A physical domino effect between an injury and hearing loss isn’t the only way this can happen. The conditions leading up to the TBI can also cause noise-induced hearing loss. Consider, for example, a car accident. Even though a crash can cause TBI, the noise from that event can also cause hearing loss that is not caused by physical damage.

Both traumatic brain injuries and hearing loss can be avoided.

Even though some TBIs are unavoidable, one of the best ways to avoid them is to wear protective headwear when playing sports. Protective gear should not only be there but also be worn correctly and fit snugly on the head. 

Not only is it essential to wear a helmet and other safety gear when playing sports, but it is also essential when biking, riding a motorcycle, or riding an all-terrain vehicle (ATV). Keeping yourself from getting a TBI can also help you keep your hearing. 

If you put yourself in dangerous situations for TBI, you might also risk noise-induced hearing loss (the most common preventable cause of hearing loss). For example, riding motorcycles or all-terrain vehicles (ATVs) is dangerous for your head and could also expose you to loud noises.

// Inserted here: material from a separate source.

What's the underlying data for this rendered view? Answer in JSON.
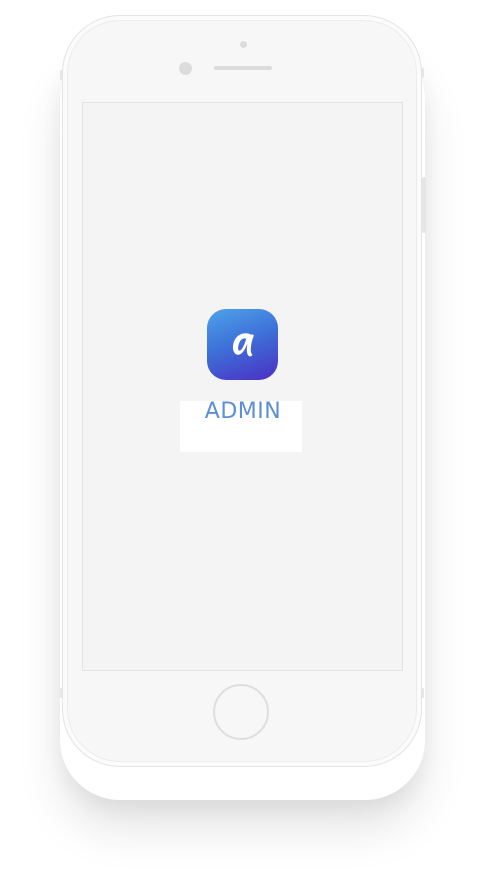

When you’re in a place like this, you shouldn’t just worry about keeping your head safe; you should also consider whether you need hearing protection. Even cheap, one-time-use foam earplugs can do a lot to protect hearing in these situations, so wearing a helmet and earplugs can be the best thing you can do for your brain and hearing health in the long run.